Militants detain, beat and ’deport’ independent Russian journalist
Pavel Kanygin, Novaya Gazeta’s special correspondent in Ukraine, had a gun put to his head and was beaten a day after he reported the first serious protest against the Kremlin-backed militants’ shelling in Donetsk, and the same day that he and 8 other courageous Russian journalists and human rights activists were reported to have challenged Putin’s decree classifying information about military losses in Ukraine
Novaya Gazeta reported in the afternoon that Kanygin had been detained by the so-called ‘Donetsk people’s republic security service’ who were organizing his deportation to Russia.
They had been told by somebody holding Kanygin who identified himself only as Igor Mikhailovich, refusing to give his surname, that their correspondent did not appear to be working for Novaya Gazeta but for “one of the Ukrainian publications”. The militant found no better explanation for this absurd claim than that they had found the “business card of a Ukrainian journalist with the surname Matsuga” (probably Alexei Matsuka).
The militants also insisted on taking a blood test for narcotic substances and claimed that the result was positive. Novaya Gazeta rejects this and says that they will be seeking a proper blood test as soon as Kanygin arrives back in Moscow.
Kanygin himself reported in the evening that he had been released after a 5-hour “courteous interrogation, as can be seen” (from the photo). He had been stopped at 14.00 by the militants ‘security service’ people purportedly because he didn’t have accreditation. In fact, he had been told by other officials that the accreditation would be ready that evening.
Novaya Gazeta waited for news that Kanygin had been taken across the border into Russia and would soon be on his way to Moscow before reporting themselves that their journalist had been beaten. He had told them that he was brought to the MGB [the ‘Ministry of State Security’ - tellingly reminiscent of the Soviet KGB]. “Their official put a pistol to my head and said that if I move, he’ll shoot me. After that he asked if I was for them or for “ukropy” [a derogatory term for Ukrainians]. I said I was for peace and at that moment he punched me in the eye. He gave it to me hard, and then immediately took me for questioning.
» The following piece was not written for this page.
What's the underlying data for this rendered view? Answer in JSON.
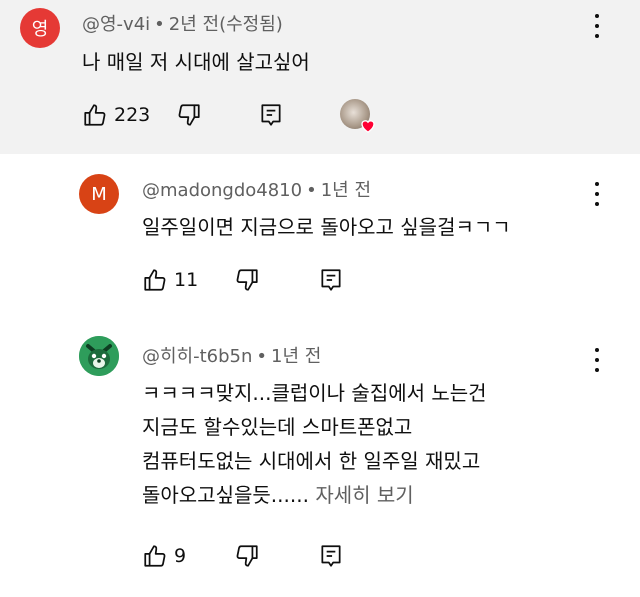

There they said that I was a drug addict, that I get paid in drugs from the State Department, from the SBU [Ukrainian Security Service].” He told them to look him up on the Internet which they did, but then returned to the first pretext about the supposed lack of accreditation and also accused him of “criminal collaboration” because of the business card.
As reported here, Kanygin was one of the main sources of information about the protest in Donetsk on Monday where around 500 residents demanded that the militants stop firing rocket launchers from inside Donetsk and stop using civilians as shields. Kanygin reported the protest live and honestly, in marked contrast to both the militants’ websites and Russian pro-Kremlin media. See: “Stop using us as shields!” Donetsk protests against Kremlin-backed militants
Kanygin is also one of 9 human rights activists and journalists who have lodged an appeal with the Russian Supreme Court against Putin’s decree of May 28 which classifies information about military losses in Ukraine (“during special operations in peacetime”) as state secrets.
Whether or not the militants were aware of Kanygin’s recent reports, those in the Kremlin and Russian defence ministry have undoubtedly been following his interviews of two Russian spetsnaz officers captured in Ukraine. His talks with the two men - – Yevgeny Yerofeyev and Alexander Alexandrov – have been widely reported. In their interviews, the spetsnaz officers reject Moscow’s claim that they were not active military officers when taken prisoner and express their concern and desperation at being prevented from speaking with their families.
Kanygin’s reports from Crimea have also been important antidotes for the lies and distortion presented in the pro-Kremlin media (one crucial example here).
The pretext for Kanygin’s detention, his treatment and ‘deportation’ leave little room for doubt that somebody wants him out of Ukraine. It is really only unclear whether the militants were reacting to Monday’s live coverage of the protest in Donetsk, or – as so often - to instructions from above.